I have worked in the counseling field for over 10 years. My passion is helping families.
Kids, teenagers and adults have all shared their unique upbringing with me. Sadly, at times, upbringing may include divorce, substance abuse, untreated mental illness or child abuse.
When young patients share the story about how they were raised, I try to help clarify the role their behavior played in getting their needs or feelings met. I want my patients to know and understand the roles of family members, the patterns of behavior from their family and how this could be affecting their daily lives in relationships, working and setting goals.
When a young child comes to me as an “identified patient” due to behavior, I try to help the parents or guardian understand their role in and during the behavior.
For example, I have asked parents to soften their voices and squat down to offer a redirection of a child’s behavior before a punishment or consequence.

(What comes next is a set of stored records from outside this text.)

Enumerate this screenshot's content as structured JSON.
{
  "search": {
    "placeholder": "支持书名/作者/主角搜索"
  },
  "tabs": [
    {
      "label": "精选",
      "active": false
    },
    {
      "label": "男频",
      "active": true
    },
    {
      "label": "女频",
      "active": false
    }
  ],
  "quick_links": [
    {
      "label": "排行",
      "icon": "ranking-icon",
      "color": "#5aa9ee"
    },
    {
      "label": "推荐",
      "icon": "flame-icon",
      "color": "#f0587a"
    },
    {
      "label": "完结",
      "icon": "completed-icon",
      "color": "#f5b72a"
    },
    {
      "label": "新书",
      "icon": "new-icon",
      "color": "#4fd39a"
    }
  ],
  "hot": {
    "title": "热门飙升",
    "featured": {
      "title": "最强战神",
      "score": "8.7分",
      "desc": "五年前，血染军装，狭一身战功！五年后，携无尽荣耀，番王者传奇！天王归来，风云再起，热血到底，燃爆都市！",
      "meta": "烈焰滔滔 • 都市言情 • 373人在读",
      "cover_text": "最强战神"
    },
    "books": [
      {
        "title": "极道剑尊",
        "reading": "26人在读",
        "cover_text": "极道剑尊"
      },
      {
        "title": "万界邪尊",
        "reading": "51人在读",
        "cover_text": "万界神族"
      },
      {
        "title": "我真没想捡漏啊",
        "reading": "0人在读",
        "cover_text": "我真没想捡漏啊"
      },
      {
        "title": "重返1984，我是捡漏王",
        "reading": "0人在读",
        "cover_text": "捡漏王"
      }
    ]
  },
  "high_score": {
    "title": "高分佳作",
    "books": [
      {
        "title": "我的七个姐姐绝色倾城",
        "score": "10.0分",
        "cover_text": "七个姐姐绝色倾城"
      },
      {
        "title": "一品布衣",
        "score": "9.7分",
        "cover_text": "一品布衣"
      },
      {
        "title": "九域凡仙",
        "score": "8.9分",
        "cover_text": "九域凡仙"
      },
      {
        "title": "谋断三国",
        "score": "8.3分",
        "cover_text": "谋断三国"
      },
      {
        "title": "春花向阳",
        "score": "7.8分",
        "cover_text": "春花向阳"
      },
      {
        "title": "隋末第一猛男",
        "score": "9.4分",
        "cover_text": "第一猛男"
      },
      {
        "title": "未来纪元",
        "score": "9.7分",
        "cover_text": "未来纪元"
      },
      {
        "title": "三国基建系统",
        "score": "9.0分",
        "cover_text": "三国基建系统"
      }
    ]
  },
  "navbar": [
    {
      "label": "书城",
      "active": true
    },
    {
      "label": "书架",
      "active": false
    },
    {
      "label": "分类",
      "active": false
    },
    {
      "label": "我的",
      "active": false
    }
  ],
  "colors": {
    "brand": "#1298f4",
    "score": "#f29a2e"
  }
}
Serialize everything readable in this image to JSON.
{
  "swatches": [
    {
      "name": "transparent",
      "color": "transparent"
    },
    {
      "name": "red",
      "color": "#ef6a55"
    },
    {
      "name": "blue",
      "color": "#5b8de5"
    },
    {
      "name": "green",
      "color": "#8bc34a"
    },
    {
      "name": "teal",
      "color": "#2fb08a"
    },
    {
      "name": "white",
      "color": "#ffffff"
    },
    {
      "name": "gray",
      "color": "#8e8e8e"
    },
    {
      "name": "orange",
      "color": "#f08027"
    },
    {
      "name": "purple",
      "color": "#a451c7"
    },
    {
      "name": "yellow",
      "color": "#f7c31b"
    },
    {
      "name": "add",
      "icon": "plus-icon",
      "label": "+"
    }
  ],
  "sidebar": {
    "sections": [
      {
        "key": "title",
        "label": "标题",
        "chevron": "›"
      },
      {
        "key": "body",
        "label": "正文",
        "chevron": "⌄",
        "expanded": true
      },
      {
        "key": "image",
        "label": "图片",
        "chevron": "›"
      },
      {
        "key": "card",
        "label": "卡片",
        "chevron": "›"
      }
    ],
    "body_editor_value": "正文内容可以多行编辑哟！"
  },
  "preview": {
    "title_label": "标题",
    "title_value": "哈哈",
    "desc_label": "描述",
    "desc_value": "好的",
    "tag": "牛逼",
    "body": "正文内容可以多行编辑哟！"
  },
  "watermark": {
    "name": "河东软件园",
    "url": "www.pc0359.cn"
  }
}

A child may feel fear or anger, so providing time for a calm approach first may allow time for the child to make a better decision.
Where there are patterns of anger, I ask patients to discuss ways they saw anger at home or what is happening when they are feeling angry. Often anger may be as extreme as breaking objects or physical fights or be limited to sarcastic jokes or demeaning tones.
Anger is often a secondary emotion to first feeling hurt, sadness or fear.
What would be a healthier way to express anger? This can involve changing family patterns, not yelling. Instead of saying something to hurt the person back, acknowledge how the person may be feeling or for help understanding: “You sound really upset. What happened?” or “Help me understand what’s going on right now.”
Showing an interest instead of a reaction out of anger could change how families communicate with each other.
How is anger expressed in your family? How can you express your anger in healthier ways to better you and your family?
Thank you for sharing my passion by reading this blog.
For questions or to make an appointment, call the Willowbrooke Counseling Center at 770-812-8863.
Learn more at WillowbrookeCounselingCenter.org.